> **ABOUT THIS TASK**
Could you reproduce, exactly and alone, the lines running from the one with "Give me the" to the end of the data below?

> **TASK DATA**
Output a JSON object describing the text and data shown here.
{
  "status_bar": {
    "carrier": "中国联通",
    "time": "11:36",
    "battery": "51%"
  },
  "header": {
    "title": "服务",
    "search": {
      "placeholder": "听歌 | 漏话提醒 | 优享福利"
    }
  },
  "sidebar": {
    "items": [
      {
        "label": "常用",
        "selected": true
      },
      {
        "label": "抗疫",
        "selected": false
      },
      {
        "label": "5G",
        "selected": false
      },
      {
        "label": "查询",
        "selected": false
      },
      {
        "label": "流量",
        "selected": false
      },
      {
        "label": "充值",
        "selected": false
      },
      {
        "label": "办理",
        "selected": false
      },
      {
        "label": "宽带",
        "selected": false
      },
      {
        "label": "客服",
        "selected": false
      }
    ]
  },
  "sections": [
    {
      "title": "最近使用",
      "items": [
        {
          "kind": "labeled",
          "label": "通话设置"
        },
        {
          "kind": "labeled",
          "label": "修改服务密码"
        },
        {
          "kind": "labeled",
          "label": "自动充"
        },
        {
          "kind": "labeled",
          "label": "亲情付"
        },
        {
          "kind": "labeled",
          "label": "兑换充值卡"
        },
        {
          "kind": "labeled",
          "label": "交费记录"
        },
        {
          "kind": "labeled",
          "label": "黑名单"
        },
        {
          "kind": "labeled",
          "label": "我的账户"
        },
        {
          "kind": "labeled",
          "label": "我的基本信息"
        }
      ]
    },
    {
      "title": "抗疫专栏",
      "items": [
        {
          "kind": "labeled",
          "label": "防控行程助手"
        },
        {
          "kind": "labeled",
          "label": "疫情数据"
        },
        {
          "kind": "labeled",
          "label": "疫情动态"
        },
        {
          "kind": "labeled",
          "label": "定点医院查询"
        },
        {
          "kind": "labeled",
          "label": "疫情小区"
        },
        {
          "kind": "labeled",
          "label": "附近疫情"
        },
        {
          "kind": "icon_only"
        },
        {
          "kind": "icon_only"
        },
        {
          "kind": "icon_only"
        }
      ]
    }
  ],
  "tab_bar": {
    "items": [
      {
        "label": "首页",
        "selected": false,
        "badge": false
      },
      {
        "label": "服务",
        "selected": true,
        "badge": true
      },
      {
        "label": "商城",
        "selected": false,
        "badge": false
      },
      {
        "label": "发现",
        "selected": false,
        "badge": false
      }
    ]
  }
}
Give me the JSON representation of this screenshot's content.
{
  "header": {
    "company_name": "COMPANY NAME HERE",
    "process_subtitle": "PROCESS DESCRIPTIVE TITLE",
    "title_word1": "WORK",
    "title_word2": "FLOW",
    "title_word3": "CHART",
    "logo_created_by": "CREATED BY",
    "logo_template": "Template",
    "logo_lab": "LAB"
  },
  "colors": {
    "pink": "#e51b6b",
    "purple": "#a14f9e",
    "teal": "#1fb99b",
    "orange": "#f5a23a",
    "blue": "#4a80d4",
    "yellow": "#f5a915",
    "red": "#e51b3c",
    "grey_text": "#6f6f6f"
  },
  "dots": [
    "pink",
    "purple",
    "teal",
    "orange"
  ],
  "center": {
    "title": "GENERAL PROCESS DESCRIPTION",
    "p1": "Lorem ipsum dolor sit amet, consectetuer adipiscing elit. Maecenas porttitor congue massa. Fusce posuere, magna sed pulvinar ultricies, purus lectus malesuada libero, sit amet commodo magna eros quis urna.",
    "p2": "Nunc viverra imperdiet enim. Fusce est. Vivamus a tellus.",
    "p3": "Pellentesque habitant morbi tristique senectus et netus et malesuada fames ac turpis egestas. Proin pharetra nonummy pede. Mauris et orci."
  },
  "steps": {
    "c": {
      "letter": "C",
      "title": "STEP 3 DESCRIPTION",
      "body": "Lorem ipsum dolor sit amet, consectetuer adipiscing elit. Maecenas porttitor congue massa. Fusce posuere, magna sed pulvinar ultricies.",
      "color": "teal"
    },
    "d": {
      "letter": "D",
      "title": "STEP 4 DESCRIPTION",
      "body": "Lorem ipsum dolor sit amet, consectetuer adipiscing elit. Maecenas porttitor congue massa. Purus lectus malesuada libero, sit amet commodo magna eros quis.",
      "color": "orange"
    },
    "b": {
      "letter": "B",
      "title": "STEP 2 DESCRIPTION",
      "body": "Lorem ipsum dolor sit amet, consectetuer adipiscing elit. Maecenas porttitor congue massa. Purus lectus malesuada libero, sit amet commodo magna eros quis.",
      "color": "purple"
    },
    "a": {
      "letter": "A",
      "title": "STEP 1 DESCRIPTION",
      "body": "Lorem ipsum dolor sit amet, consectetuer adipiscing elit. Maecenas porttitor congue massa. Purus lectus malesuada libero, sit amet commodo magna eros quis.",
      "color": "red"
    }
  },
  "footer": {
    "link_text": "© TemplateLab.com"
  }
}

> **TASK RESPONSE**
Give me the JSON representation of this screenshot's content.
{
  "header": {
    "company_name": "COMPANY NAME HERE",
    "process_subtitle": "PROCESS DESCRIPTIVE TITLE",
    "title_word1": "WORK",
    "title_word2": "FLOW",
    "title_word3": "CHART",
    "logo_created_by": "CREATED BY",
    "logo_template": "Template",
    "logo_lab": "LAB"
  },
  "colors": {
    "pink": "#e51b6b",
    "purple": "#a14f9e",
    "teal": "#1fb99b",
    "orange": "#f5a23a",
    "blue": "#4a80d4",
    "yellow": "#f5a915",
    "red": "#e51b3c",
    "grey_text": "#6f6f6f"
  },
  "dots": [
    "pink",
    "purple",
    "teal",
    "orange"
  ],
  "center": {
    "title": "GENERAL PROCESS DESCRIPTION",
    "p1": "Lorem ipsum dolor sit amet, consectetuer adipiscing elit. Maecenas porttitor congue massa. Fusce posuere, magna sed pulvinar ultricies, purus lectus malesuada libero, sit amet commodo magna eros quis urna.",
    "p2": "Nunc viverra imperdiet enim. Fusce est. Vivamus a tellus.",
    "p3": "Pellentesque habitant morbi tristique senectus et netus et malesuada fames ac turpis egestas. Proin pharetra nonummy pede. Mauris et orci."
  },
  "steps": {
    "c": {
      "letter": "C",
      "title": "STEP 3 DESCRIPTION",
      "body": "Lorem ipsum dolor sit amet, consectetuer adipiscing elit. Maecenas porttitor congue massa. Fusce posuere, magna sed pulvinar ultricies.",
      "color": "teal"
    },
    "d": {
      "letter": "D",
      "title": "STEP 4 DESCRIPTION",
      "body": "Lorem ipsum dolor sit amet, consectetuer adipiscing elit. Maecenas porttitor congue massa. Purus lectus malesuada libero, sit amet commodo magna eros quis.",
      "color": "orange"
    },
    "b": {
      "letter": "B",
      "title": "STEP 2 DESCRIPTION",
      "body": "Lorem ipsum dolor sit amet, consectetuer adipiscing elit. Maecenas porttitor congue massa. Purus lectus malesuada libero, sit amet commodo magna eros quis.",
      "color": "purple"
    },
    "a": {
      "letter": "A",
      "title": "STEP 1 DESCRIPTION",
      "body": "Lorem ipsum dolor sit amet, consectetuer adipiscing elit. Maecenas porttitor congue massa. Purus lectus malesuada libero, sit amet commodo magna eros quis.",
      "color": "red"
    }
  },
  "footer": {
    "link_text": "© TemplateLab.com"
  }
}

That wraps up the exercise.